During the Clippers' off-season, we will take a look at how each player on the team performed last season. Here's an evaluation of All-Star center DeAndre Jordan.
Jordan led the league in rebounding average (15.0), defensive rebounds (10.1) and was fourth in blocks per game (2.23). He grabbed 1,226 rebounds in the 2014-15 season, setting a single-season franchise record for the Clippers. Jordan also averaged career highs in points (11.5) and field-goal percentage (71%).
Clippers Coach Doc Rivers has repeatedly called Jordan the best defender in the league, and his teammates have said throughout the season that much of what he does doesn't even show up on the stats sheets, such as altering shots and preventing dribble penetration.
In March, Rivers said that if Jordan didn't win defensive player of the year, he would launch an investigation.

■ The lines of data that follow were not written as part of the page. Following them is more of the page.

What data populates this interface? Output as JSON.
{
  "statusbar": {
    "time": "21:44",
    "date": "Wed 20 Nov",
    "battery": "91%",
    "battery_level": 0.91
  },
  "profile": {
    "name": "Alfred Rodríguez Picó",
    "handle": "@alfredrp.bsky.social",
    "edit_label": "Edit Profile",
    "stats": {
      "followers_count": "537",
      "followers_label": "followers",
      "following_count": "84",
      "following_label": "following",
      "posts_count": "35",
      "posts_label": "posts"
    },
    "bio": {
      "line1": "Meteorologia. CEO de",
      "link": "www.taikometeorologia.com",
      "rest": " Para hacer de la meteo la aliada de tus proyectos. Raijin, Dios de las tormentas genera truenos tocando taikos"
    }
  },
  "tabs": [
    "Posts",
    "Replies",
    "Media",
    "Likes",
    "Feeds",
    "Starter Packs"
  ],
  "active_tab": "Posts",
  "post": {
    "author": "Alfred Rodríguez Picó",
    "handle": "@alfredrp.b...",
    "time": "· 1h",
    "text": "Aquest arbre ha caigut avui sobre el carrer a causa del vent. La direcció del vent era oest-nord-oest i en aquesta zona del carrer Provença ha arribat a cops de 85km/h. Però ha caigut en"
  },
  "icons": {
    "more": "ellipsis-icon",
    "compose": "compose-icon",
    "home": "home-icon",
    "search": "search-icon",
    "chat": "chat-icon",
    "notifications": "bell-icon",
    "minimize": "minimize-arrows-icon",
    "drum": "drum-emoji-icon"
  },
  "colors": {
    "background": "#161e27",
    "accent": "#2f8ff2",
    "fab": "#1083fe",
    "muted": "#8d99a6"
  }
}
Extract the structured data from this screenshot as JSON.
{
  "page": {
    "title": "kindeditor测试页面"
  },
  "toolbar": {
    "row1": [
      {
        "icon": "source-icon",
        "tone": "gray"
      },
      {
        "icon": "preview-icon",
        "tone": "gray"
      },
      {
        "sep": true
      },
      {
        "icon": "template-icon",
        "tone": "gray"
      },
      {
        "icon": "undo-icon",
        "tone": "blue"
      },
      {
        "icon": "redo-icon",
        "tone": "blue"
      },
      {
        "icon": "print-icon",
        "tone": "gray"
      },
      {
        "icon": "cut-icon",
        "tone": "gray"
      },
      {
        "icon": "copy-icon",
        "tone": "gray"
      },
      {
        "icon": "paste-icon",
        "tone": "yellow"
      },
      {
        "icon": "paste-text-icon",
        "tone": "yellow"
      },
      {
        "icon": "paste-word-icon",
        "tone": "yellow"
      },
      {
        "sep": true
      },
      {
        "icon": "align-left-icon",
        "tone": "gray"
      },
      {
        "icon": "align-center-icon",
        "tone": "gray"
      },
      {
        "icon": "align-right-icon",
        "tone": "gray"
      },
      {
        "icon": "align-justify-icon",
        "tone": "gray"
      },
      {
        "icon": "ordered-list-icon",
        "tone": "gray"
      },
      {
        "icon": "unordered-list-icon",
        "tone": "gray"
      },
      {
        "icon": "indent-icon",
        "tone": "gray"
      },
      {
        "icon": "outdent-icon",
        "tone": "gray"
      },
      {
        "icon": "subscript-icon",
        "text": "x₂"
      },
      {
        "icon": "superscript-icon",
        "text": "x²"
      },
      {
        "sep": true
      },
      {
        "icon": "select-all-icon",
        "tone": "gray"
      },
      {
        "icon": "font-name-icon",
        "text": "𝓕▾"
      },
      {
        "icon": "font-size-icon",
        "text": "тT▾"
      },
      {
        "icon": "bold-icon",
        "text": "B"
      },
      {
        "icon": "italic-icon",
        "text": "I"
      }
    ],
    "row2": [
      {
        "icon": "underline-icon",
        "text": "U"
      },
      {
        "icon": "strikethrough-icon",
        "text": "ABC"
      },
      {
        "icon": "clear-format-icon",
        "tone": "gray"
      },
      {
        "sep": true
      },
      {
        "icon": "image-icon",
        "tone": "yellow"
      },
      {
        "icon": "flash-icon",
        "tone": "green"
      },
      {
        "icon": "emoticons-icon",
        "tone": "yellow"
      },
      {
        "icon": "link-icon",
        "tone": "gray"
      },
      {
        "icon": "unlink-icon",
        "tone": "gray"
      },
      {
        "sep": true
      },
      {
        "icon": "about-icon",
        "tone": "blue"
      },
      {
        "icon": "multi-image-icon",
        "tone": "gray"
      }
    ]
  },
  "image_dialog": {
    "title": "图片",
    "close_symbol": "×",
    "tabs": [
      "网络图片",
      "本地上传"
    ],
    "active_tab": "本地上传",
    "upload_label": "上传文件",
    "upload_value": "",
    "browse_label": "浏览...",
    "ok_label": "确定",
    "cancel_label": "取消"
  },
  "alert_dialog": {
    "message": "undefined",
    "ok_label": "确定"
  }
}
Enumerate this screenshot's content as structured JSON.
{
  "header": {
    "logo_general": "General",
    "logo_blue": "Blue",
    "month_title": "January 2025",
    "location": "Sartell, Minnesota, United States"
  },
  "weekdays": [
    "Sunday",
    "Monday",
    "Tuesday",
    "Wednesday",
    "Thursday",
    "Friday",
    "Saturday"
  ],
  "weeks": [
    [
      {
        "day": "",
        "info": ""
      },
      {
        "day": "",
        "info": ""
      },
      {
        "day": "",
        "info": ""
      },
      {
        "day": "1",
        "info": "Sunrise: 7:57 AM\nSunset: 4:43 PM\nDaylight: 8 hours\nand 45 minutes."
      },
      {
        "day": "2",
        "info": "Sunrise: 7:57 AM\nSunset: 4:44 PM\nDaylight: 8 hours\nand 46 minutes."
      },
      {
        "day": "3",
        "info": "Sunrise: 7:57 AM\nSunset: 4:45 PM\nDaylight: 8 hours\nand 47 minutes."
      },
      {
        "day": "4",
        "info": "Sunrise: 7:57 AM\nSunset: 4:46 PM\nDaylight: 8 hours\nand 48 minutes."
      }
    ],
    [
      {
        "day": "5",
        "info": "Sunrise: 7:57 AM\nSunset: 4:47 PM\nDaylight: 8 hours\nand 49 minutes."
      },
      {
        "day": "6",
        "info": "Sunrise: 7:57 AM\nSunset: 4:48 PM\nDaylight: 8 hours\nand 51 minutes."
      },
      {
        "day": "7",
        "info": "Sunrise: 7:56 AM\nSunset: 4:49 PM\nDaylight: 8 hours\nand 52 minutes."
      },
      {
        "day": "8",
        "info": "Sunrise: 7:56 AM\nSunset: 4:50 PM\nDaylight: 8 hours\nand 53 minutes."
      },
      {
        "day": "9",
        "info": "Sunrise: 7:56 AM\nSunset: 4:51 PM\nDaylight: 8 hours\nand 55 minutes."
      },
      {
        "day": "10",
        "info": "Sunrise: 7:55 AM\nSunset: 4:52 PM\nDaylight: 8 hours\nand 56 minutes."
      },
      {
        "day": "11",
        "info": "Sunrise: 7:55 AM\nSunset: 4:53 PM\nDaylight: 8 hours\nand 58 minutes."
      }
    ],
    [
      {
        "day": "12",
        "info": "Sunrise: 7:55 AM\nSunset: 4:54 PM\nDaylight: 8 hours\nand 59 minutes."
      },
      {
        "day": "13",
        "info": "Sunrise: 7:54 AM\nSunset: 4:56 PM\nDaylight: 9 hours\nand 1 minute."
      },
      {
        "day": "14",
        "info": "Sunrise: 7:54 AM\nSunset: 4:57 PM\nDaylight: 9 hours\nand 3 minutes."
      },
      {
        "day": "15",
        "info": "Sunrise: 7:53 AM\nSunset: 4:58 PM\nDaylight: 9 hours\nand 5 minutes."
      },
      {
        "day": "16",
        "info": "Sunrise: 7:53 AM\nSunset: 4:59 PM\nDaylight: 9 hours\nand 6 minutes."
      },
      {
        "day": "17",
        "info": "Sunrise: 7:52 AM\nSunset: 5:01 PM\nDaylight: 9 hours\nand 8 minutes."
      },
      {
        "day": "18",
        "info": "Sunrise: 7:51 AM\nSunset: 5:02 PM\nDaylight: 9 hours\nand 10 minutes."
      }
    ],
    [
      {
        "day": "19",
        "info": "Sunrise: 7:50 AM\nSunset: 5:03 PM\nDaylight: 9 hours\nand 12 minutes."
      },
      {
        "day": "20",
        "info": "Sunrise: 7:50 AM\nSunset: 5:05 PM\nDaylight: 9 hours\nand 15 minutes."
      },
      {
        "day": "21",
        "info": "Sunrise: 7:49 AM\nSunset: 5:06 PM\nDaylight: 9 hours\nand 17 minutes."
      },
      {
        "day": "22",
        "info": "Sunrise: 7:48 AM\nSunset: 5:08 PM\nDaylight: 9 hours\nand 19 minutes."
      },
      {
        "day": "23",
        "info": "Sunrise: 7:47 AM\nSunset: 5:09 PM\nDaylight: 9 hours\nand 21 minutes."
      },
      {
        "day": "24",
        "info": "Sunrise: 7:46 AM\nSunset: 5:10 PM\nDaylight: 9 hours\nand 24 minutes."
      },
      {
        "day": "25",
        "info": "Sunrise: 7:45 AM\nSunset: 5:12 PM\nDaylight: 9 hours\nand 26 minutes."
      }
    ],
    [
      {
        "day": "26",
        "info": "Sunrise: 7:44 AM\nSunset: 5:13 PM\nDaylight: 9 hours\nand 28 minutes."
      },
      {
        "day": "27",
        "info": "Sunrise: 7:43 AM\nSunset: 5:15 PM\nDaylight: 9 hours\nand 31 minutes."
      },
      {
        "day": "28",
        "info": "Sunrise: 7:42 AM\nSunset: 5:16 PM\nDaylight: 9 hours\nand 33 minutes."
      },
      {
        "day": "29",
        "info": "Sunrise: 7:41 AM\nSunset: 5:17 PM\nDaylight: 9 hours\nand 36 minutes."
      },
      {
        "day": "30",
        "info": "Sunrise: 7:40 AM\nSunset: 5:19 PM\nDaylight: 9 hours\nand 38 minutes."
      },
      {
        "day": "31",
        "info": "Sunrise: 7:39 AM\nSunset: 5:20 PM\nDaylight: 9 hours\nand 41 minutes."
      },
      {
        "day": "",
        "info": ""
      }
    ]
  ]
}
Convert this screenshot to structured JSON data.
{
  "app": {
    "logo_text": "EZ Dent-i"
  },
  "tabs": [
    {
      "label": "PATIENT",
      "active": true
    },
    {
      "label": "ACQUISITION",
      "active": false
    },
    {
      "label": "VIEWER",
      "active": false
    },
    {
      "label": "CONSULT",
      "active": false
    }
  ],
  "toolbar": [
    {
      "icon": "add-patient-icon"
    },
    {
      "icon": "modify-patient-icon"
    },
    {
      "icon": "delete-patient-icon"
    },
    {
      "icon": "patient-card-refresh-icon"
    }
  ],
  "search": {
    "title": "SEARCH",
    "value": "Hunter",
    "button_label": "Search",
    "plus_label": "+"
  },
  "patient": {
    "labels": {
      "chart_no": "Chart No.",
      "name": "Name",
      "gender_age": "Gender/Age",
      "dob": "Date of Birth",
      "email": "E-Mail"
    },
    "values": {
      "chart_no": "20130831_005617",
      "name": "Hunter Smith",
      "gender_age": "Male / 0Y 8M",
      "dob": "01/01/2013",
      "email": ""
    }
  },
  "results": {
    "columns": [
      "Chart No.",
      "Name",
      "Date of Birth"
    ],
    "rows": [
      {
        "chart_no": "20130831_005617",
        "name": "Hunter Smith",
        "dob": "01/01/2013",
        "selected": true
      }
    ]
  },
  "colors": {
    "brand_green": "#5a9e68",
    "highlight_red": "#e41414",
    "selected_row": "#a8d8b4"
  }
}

"He's clearly the defensive player of the year," Rivers said of Jordan. "If anybody else gets that award, we need to have an investigation. ... What he's doing defensively, if he was doing that offensively, he would be recognized as the MVP or one of them, but because it's defense, no one notices."
Jordan ended up coming in third for that defensive honor, behind Kawhi Leonard and Draymond Green. The Clippers' center, however, was later named to the NBA's all-defensive first team this season for the first time in his career.
Jordan was also passed over for the All-Star team, despite heavy lobbying from Rivers for him to be voted onto it by the coaches.
Said Rivers in January: "Every coach tells you that they want their players to sacrifice and be All-Star role players, then you have a guy that actually does it and they don't reward him. It just makes no sense to me. I'm trying to get the coaches to back their talk up basically and vote for DJ."
Jordan stepped up for the Clippers in a big way in February and March after Blake Griffin was sidelined for 15 games because of a staph infection in his right elbow that required surgery. Jordan had successive 20-20 performances, with 22 points and 27 rebounds on Feb. 9, and 24 points and 20 rebounds on Feb. 11. The following game, he fell two rebounds shy of another 20-20 game, finishing with 26 points and 18 rebounds. In Griffin's absence, Jordan had 15 or more rebounds in 13 of the team's 15 games.
His big weakness, of course, remains his free-throw shooting, where he shot only 39.7% during the regular season and 42.7% in the playoffs. Teams would often capitalize on his weakness by hacking him. After one stretch in February in which Jordan shot 54 free throws over two games, Jordan acknowledged being frustrated by the strategy.
"After a while it kind of wears on you," Jordan said. "Running up and down and getting hit by somebody that's 280 pounds, it sucks."
In the playoffs, Jordan averaged a career-high 13.1 points on 71.6% shooting. He also averaged 13.4 rebounds a game and 2.4 blocked shots.
Jordan becomes a free agent July 1, and Rivers said the Clippers are prepared to offer him a maximum contract.
"There's going to be a lot of teams [coming after him], and if they're not, there are a lot of dumb teams out there," Rivers said during exit interviews. "There's going to be a lot of teams coming after him that have money. There's a lot of them that don't, thank God. That helps us."
Jordan has been with the Clippers his entire seven-season career, and after L.A. was eliminated from the playoffs by the Houston Rockets in Game 7 of the second round, he said he had not yet thought about free agency.